WHAT TO DO
Go through the records and report each line holding the string "desc".

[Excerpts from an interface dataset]
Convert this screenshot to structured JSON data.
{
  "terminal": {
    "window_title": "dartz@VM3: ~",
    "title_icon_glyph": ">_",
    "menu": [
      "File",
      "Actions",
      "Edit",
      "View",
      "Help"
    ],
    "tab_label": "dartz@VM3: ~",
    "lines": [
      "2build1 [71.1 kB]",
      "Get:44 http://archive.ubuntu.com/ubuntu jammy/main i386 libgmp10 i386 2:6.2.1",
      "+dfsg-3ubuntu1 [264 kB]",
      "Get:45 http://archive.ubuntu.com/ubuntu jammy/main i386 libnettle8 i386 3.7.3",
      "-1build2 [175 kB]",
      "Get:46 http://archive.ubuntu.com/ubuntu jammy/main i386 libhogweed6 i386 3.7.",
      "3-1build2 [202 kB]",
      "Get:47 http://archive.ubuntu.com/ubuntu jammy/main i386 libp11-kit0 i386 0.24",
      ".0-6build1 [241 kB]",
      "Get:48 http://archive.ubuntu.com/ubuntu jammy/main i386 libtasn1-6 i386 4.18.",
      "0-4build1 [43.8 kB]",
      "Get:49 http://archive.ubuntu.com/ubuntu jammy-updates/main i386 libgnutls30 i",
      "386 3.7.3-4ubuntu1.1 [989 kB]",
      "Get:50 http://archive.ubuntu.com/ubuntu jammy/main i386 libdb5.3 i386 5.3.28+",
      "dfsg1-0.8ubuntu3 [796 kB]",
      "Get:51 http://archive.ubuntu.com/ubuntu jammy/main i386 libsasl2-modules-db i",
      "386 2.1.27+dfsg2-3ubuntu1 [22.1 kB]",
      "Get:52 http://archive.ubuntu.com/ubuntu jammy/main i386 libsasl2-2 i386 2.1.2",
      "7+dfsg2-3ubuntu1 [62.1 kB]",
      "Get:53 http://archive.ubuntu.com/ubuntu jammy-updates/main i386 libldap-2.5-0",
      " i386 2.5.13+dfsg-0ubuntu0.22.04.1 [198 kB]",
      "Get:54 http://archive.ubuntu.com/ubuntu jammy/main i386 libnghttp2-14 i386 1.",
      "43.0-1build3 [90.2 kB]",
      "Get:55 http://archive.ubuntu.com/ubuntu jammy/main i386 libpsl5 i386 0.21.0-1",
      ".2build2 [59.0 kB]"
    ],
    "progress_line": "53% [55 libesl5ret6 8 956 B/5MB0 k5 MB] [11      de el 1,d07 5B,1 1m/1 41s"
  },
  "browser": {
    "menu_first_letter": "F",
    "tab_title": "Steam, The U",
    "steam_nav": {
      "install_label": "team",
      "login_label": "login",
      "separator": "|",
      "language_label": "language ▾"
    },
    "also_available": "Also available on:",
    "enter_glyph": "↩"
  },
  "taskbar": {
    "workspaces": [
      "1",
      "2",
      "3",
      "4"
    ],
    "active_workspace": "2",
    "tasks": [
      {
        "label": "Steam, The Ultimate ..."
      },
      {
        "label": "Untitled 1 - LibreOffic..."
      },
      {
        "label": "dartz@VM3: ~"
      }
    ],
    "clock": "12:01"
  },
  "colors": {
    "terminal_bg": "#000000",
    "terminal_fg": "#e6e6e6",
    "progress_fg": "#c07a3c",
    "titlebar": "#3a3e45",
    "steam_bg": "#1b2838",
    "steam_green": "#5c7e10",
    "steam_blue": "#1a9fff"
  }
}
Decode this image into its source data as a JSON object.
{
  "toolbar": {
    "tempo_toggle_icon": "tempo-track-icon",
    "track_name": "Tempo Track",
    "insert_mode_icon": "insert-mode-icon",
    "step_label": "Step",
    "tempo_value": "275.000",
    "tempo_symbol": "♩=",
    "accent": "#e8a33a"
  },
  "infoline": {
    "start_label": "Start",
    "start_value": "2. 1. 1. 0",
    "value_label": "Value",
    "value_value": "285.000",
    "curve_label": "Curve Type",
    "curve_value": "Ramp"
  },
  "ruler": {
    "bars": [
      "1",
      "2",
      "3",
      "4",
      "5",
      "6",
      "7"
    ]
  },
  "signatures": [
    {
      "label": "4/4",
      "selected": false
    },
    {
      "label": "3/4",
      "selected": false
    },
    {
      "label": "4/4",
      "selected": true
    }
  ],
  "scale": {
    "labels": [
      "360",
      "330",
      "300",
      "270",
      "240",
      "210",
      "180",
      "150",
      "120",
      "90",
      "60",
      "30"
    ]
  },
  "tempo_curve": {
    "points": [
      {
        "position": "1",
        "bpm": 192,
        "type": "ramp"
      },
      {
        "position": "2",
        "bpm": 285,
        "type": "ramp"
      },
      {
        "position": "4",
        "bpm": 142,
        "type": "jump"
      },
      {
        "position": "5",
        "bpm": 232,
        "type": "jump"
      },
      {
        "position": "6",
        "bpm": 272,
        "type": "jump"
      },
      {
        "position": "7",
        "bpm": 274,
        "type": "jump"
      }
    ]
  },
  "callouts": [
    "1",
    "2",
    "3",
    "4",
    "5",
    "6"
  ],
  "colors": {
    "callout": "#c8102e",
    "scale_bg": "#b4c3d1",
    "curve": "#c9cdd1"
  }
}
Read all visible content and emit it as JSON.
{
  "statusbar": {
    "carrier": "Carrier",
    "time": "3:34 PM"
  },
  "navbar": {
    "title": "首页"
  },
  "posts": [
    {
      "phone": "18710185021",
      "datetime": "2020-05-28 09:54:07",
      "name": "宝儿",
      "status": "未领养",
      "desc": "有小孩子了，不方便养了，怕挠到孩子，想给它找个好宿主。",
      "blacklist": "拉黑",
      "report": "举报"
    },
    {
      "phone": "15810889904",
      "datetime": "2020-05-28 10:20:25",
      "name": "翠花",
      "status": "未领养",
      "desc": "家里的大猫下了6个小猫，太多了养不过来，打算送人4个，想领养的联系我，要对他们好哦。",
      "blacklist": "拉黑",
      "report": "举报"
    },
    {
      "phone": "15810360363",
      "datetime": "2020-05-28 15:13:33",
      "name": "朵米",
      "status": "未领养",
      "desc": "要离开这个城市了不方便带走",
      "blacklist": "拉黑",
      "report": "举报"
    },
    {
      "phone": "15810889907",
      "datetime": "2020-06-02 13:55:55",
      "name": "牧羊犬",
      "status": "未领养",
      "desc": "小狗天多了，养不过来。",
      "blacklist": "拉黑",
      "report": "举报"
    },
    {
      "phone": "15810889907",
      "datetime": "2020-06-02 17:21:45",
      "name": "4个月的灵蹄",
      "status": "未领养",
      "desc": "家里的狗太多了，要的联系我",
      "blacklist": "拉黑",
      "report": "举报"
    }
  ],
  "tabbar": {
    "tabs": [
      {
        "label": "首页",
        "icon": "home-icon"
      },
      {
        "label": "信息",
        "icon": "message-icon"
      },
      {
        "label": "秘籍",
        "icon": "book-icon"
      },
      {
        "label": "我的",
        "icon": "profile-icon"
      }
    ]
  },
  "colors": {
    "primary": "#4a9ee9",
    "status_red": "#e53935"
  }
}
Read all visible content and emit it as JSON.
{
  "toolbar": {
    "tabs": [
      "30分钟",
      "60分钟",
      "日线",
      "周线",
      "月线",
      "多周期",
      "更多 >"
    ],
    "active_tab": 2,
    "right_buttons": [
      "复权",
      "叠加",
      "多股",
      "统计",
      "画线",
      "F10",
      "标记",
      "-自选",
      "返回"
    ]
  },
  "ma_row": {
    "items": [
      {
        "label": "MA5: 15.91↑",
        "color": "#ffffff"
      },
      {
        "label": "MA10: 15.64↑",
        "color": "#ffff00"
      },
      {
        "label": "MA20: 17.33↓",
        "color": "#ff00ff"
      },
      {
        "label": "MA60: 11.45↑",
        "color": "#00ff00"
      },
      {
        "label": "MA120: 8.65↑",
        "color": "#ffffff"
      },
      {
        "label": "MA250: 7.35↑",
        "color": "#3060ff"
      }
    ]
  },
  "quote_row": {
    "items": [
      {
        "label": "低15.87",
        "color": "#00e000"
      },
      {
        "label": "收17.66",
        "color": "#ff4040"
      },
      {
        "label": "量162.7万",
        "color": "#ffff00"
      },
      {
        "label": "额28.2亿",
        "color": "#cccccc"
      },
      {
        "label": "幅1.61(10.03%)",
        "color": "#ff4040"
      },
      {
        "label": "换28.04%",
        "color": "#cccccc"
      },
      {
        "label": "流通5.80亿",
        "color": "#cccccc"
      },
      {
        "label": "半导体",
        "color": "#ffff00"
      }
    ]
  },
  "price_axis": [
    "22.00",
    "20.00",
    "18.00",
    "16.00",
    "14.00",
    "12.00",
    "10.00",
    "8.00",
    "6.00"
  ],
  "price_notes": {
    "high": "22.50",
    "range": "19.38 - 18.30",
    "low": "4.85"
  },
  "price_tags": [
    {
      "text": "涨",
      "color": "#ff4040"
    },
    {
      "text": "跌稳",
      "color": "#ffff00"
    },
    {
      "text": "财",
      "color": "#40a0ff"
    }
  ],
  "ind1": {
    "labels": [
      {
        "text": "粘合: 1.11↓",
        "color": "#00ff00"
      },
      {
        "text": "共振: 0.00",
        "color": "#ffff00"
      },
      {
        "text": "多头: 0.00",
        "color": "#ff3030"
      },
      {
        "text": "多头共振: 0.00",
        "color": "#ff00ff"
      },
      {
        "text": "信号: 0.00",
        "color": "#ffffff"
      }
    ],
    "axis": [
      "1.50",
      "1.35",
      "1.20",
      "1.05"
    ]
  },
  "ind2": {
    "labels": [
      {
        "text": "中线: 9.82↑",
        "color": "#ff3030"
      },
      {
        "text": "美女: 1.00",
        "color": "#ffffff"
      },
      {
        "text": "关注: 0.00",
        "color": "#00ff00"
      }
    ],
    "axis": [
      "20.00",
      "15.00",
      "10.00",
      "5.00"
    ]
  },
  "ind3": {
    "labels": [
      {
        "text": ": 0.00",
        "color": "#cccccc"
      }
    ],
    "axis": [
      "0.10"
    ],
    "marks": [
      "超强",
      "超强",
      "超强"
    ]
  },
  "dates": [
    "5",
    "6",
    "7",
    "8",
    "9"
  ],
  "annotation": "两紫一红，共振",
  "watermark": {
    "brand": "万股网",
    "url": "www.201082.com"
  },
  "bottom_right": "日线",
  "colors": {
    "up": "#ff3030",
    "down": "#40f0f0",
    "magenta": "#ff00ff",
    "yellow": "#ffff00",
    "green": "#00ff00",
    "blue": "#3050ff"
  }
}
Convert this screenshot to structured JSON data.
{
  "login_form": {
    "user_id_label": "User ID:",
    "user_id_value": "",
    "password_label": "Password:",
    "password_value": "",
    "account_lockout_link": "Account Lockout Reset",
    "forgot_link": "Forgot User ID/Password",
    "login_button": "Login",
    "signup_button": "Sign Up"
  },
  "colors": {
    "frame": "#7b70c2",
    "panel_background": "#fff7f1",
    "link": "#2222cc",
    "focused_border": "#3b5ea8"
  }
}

WRITTEN ANSWER
      "desc": "有小孩子了，不方便养了，怕挠到孩子，想给它找个好宿主。",
      "desc": "家里的大猫下了6个小猫，太多了养不过来，打算送人4个，想领养的联系我，要对他们好哦。",
      "desc": "要离开这个城市了不方便带走",
      "desc": "小狗天多了，养不过来。",
      "desc": "家里的狗太多了，要的联系我",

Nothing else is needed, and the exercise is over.